Touring Morocco in the World Showcase
Famed novelist Edith Wharton once said, ““To visit Morocco is still like turning the pages of some illuminated Persian manuscript all embroidered with bright shapes and subtle lines.” Waxing similarly poetic, Melissa Manlove wrote in her “Letter from Morocco,” that, “… I wish I could tell you the wonder of the souks and marketplaces; the brilliant overflowing of spices, olives, fabrics…the piles of mint and thyme scenting the air . . .” Sadly, I’ve never had the privilege of travelling to Morocco. It remains a dream of mine, but until then I will have to content myself with trips to the Morocco pavilion in Epcot’s World Showcase.
Tucked between the France and Japan pavilions, I’ve long felt that Morocco was the jewel of the World Showcase. It is the spot that I’m always most excited to visit in the park. From the glorious architecture to the hustle and bustle of the marketplace, or the delicious food found at restaurants like Tangerine Cafe, Spice Road Table, and Restaurant Marrakesh, it’s a wonder that I feel I’m never done exploring. Each visit reveals a small new detail.
The pavilion is unique in Epcot, in that it is the only location where the government of the country being represented actually aided in its design. King Hassan II, who ruled the country from 1961-1999, sent artisans and craftsmen to help with design. Prior to construction, a scale model of the pavilion was sent to the king, who had architects examine it for authenticity. When the area opened in 1984, Hassan’s daughter, Princess Lalla Meriem, attended the ceremony.
The pavilion includes multiple allusions to real locations within Morocco. The most notable is the large minaret which towers over the area. It is a reproduction of the Koutoubia minaret which can be seen in the Jemaa el-Fna square in Marrakesh. The minaret is part of Koutoubia Mosque which was first founded in 1147, though the portion that Guests see in Epcot is a replica of architecture finalized in 1195.
Like a true Moroccan city, the pavilion is divided into an “old city,” or medina, and “new city,” or Ville Nouvelle. Guests encounter the Ville Nouvelle first and make their way to the medina as they walk to the back of the pavilion.
Another prominent feature is a replica of the Bab Bou Jeloud, a beautiful gate covered in blue tile. The real Bab Bou Jeloud stands as the entrance to the ancient City of Fez. Newer than other Moroccan structures represented in Epcot, the Bab Bou Jeloud was constructed in 1913.
Though shopping exists in every pavilion at Epcot, there are no others like the “souk” found in Morocco (with the possible exception of Mexico’s Plaza de los Amigos). There are multiple shops to visit, including the Brass Bazaar, and the adjoining Outdoor Bazaar, Casablanca Carpets, and Souk-Al-Magreb. While perusing the market’s various wares, Guests can also get a henna tattoo.

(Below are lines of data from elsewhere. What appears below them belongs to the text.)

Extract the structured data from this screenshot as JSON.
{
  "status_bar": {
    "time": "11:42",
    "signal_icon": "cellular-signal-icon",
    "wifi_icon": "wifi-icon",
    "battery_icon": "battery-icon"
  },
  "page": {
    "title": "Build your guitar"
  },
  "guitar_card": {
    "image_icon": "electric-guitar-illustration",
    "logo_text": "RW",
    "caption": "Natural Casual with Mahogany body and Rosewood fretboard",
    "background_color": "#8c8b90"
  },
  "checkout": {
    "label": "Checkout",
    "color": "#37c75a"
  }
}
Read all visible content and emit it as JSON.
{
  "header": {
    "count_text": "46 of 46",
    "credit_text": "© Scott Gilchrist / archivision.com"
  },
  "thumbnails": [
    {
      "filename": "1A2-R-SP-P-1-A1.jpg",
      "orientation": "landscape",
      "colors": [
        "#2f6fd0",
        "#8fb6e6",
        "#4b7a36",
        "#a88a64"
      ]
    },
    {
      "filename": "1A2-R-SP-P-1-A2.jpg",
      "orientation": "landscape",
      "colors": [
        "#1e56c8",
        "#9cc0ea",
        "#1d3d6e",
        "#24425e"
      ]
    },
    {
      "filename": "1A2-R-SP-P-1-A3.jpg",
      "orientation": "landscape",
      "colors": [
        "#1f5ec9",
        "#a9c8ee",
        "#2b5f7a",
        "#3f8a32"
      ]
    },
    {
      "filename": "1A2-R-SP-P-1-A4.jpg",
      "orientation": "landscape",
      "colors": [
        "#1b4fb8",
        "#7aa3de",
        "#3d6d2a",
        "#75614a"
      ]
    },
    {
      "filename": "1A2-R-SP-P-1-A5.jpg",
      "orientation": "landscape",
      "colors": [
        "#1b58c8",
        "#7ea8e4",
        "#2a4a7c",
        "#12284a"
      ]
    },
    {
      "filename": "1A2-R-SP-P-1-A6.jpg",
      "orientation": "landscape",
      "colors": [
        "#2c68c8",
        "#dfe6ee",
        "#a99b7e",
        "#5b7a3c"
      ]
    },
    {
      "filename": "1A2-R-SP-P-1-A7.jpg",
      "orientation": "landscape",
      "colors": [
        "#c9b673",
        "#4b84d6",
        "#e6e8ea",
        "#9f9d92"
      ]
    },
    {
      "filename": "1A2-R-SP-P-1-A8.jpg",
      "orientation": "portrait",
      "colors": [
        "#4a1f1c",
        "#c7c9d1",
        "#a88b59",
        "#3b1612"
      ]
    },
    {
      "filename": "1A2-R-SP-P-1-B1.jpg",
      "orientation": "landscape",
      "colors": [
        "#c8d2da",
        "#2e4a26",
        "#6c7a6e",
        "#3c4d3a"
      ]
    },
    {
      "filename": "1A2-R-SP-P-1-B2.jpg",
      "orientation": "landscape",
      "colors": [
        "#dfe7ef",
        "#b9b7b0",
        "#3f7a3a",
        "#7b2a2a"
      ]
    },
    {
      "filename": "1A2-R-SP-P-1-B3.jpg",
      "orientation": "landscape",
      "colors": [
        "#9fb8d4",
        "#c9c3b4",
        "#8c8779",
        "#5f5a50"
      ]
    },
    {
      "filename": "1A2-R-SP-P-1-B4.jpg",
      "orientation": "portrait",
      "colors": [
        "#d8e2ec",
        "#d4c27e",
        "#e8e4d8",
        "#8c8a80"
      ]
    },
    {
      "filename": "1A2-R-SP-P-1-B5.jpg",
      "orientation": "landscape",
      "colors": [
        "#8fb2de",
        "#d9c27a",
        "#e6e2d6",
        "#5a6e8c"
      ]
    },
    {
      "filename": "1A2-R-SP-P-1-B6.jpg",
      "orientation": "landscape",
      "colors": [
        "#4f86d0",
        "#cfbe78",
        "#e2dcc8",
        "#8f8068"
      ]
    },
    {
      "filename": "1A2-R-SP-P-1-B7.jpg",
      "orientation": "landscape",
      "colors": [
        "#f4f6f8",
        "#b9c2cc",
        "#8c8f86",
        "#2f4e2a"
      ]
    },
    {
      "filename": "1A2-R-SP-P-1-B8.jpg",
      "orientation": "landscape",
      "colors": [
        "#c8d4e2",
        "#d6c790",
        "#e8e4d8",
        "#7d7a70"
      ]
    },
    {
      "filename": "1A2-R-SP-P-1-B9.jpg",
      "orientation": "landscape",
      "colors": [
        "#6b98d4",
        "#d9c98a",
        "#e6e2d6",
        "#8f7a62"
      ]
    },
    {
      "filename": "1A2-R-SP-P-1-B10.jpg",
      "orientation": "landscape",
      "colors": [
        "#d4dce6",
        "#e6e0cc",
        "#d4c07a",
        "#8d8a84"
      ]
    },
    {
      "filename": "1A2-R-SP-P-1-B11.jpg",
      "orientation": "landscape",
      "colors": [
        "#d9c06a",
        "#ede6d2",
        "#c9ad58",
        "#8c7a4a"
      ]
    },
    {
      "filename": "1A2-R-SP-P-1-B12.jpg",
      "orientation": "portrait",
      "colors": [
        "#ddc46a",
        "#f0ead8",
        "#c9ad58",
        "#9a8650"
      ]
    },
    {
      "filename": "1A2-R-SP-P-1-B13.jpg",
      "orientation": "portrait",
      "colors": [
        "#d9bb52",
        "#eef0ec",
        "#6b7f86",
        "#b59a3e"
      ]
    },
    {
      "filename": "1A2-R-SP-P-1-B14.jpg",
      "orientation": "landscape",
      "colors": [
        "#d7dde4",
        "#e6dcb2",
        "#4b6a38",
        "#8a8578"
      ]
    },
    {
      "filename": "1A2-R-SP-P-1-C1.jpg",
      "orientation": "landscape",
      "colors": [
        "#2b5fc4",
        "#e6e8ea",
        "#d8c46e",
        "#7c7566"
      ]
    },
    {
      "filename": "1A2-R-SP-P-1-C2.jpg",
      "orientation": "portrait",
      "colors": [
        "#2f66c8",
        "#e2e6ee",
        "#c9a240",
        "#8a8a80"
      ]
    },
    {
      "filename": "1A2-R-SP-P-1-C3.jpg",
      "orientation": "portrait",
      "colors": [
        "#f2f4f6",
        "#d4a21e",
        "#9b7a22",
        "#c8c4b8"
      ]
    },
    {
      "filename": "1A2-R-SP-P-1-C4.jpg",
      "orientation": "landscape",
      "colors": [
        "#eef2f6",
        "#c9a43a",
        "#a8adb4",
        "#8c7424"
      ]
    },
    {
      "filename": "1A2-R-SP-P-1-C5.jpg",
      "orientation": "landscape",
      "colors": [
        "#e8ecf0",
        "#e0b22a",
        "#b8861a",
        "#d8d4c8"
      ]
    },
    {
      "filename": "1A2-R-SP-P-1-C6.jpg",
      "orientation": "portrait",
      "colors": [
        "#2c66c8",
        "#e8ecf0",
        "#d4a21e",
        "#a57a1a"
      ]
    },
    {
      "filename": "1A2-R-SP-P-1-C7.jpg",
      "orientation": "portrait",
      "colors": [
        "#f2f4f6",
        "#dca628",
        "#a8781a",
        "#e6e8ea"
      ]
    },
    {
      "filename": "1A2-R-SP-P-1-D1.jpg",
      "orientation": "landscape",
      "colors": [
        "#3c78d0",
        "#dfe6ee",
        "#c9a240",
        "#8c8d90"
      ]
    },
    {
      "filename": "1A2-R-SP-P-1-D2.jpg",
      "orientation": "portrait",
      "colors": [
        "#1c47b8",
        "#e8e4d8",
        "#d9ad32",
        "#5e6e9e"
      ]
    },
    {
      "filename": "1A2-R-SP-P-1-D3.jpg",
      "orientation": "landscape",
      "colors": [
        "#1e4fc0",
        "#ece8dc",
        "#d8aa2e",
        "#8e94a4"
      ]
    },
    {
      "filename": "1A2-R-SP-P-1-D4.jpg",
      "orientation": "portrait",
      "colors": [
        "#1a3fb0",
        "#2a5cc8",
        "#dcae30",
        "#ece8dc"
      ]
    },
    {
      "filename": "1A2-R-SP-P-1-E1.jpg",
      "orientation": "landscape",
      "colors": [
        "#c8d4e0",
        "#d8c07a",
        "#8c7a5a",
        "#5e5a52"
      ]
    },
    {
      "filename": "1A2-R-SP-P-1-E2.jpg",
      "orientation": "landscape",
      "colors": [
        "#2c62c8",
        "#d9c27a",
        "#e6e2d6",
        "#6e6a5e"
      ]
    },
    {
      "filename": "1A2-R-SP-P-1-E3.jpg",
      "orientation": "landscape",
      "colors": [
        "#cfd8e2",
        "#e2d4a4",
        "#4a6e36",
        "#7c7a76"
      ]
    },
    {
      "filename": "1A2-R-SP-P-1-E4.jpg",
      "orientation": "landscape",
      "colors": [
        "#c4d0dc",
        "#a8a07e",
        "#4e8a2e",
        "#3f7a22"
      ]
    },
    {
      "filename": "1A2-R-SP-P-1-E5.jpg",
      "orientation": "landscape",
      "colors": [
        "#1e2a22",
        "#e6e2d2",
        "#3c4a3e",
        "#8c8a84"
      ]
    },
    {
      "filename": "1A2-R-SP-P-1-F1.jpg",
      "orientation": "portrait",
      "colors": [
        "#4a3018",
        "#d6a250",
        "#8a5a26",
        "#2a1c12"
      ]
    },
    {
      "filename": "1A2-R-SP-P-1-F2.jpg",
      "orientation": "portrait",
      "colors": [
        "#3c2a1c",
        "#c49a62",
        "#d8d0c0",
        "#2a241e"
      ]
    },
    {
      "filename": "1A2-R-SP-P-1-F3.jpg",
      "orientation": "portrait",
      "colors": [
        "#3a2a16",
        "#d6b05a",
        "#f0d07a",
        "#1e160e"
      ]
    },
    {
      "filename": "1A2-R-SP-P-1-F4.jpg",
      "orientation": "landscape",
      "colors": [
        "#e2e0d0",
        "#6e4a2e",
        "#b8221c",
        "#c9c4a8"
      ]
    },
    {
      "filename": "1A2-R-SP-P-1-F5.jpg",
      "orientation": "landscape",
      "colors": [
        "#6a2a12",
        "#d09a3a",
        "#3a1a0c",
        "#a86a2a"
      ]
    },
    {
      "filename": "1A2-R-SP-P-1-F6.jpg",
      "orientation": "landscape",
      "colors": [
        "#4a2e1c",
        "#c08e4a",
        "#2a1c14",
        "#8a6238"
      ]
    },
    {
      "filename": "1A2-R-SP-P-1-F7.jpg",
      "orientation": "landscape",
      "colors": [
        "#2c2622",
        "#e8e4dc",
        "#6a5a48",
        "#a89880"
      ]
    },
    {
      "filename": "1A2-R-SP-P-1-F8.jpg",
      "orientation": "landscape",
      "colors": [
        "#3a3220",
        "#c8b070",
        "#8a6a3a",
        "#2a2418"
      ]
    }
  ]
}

The Fez House is my favorite spot in the pavilion and one of my favorites in all of Walt Disney World. Designed to resemble a traditional Moroccan home, it features a mixture of ornate wood and tile architecture as well as a small fountain against the back wall. In keeping with Islamic beliefs, you’ll find no images represented in the artwork. Instead, there are complex geometric designs which simultaneously evoke both a sense of wonder and order. The Fez House seems to be frequently overlooked by Guests, on many visits I’ve found it completely empty. It serves as a perfect oasis from the hustle and bustle found throughout much of the park.
As you reach the back of the pavilion, you come across another minaret. Though perhaps not as well known to Guests as the Koutoubia minaret, it is no less impressive. The structure is designed to resemble the minaret at the Chella Necropolis in Morocco’s capital city of Rabat. The minaret dates to the 13th century. It was built by Abu Yusuf Yaqub, and completed in 1284.
Taken in full, the pavilion is a wonder of design. Each portion evokes the ambiance of Morocco, taking Guests as close as they can possibly get to the country without actually visiting it.